*** Input data Section Begins ***

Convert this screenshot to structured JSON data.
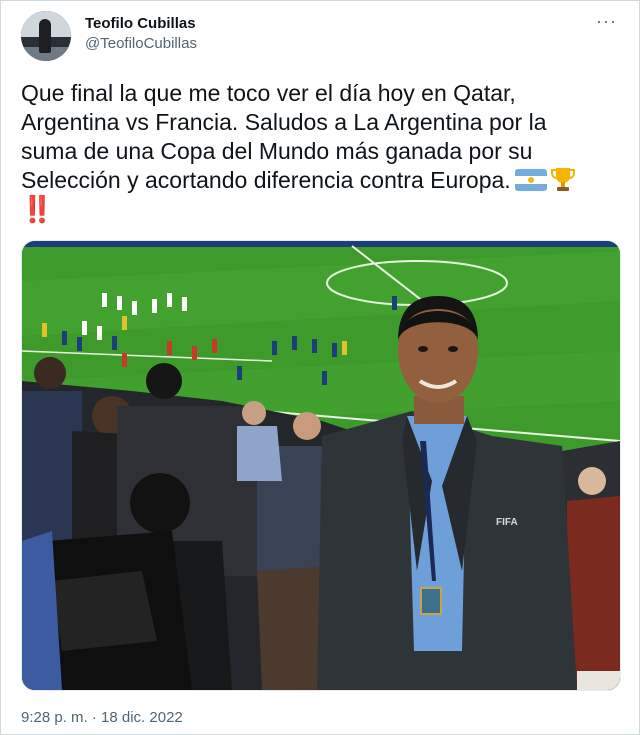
{
  "author": {
    "display_name": "Teofilo Cubillas",
    "handle": "@TeofiloCubillas"
  },
  "tweet": {
    "text_line1": "Que final la que me toco ver el día hoy en Qatar,",
    "text_line2": "Argentina vs Francia. Saludos a La Argentina por la",
    "text_line3": "suma de una Copa del Mundo más ganada por su",
    "text_line4": "Selección y acortando diferencia contra Europa.",
    "exclamation": "‼️",
    "timestamp": "9:28 p. m. · 18 dic. 2022"
  },
  "photo": {
    "jacket_badge": "FIFA"
  },
  "menu": {
    "more_label": "···"
  },
  "colors": {
    "text": "#0f1419",
    "secondary": "#536471",
    "border": "#cfd9de",
    "pitch": "#3f9a2c",
    "flag_blue": "#74acdf"
  },
  "icons": [
    "more-options-icon",
    "argentina-flag-icon",
    "trophy-icon",
    "double-exclamation-icon"
  ]
}
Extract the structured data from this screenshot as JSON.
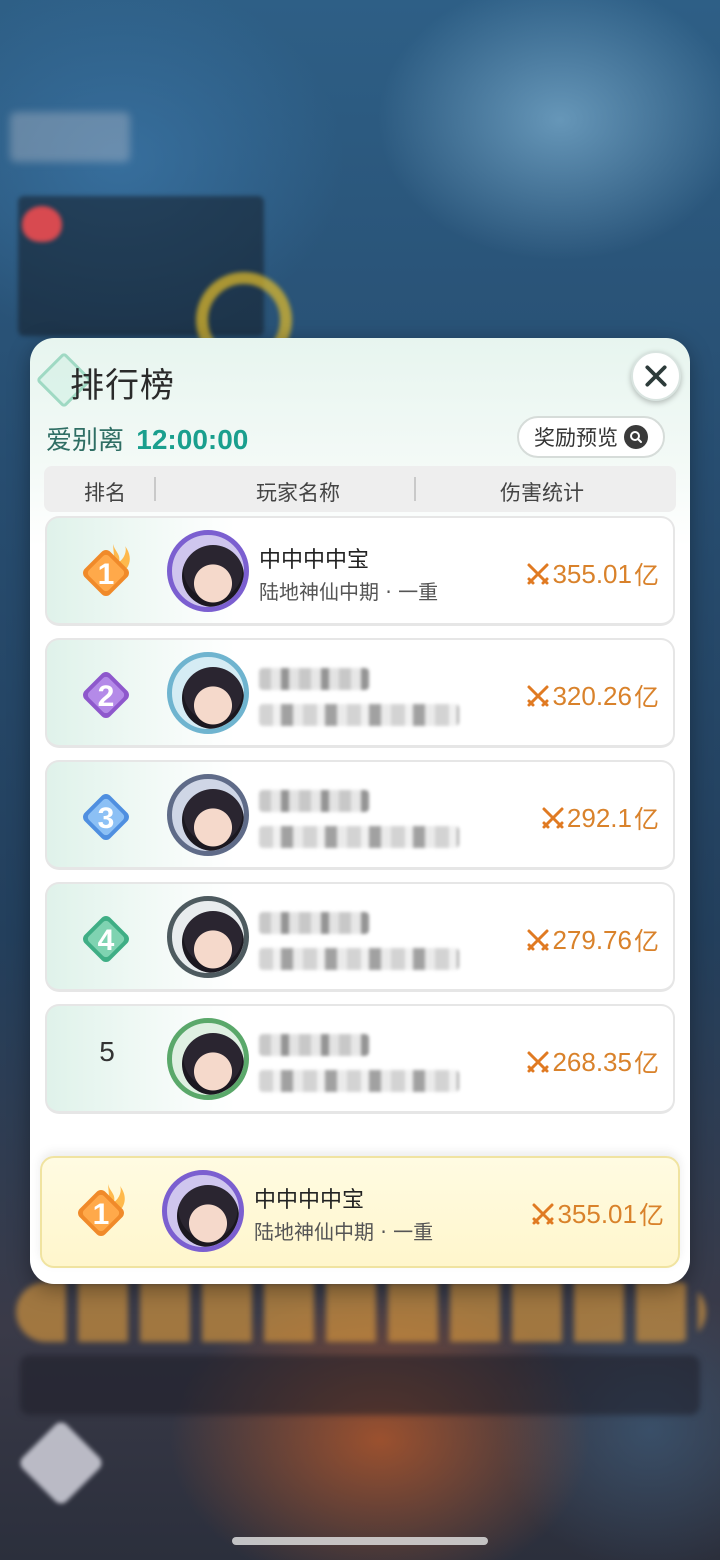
{
  "panel": {
    "title": "排行榜",
    "boss_name": "爱别离",
    "timer": "12:00:00",
    "reward_preview": "奖励预览"
  },
  "columns": [
    "排名",
    "玩家名称",
    "伤害统计"
  ],
  "rankings": [
    {
      "rank": "1",
      "name": "中中中中宝",
      "realm": "陆地神仙中期 · 一重",
      "damage": "355.01",
      "unit": "亿",
      "badge_color": "#f08a2a"
    },
    {
      "rank": "2",
      "name": "",
      "realm": "",
      "damage": "320.26",
      "unit": "亿",
      "badge_color": "#9a62d6"
    },
    {
      "rank": "3",
      "name": "",
      "realm": "",
      "damage": "292.1",
      "unit": "亿",
      "badge_color": "#4f8fe0"
    },
    {
      "rank": "4",
      "name": "",
      "realm": "",
      "damage": "279.76",
      "unit": "亿",
      "badge_color": "#3fae85"
    },
    {
      "rank": "5",
      "name": "",
      "realm": "",
      "damage": "268.35",
      "unit": "亿",
      "badge_color": ""
    }
  ],
  "self_entry": {
    "rank": "1",
    "name": "中中中中宝",
    "realm": "陆地神仙中期 · 一重",
    "damage": "355.01",
    "unit": "亿"
  },
  "colors": {
    "accent": "#1a9f8e",
    "damage": "#d9822b",
    "self_highlight": "#fff6cc"
  }
}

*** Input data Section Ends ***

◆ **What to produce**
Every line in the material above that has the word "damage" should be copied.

◆ **Solution for this exercise**
      "damage": "355.01",
      "damage": "320.26",
      "damage": "292.1",
      "damage": "279.76",
      "damage": "268.35",
    "damage": "355.01",
    "damage": "#d9822b",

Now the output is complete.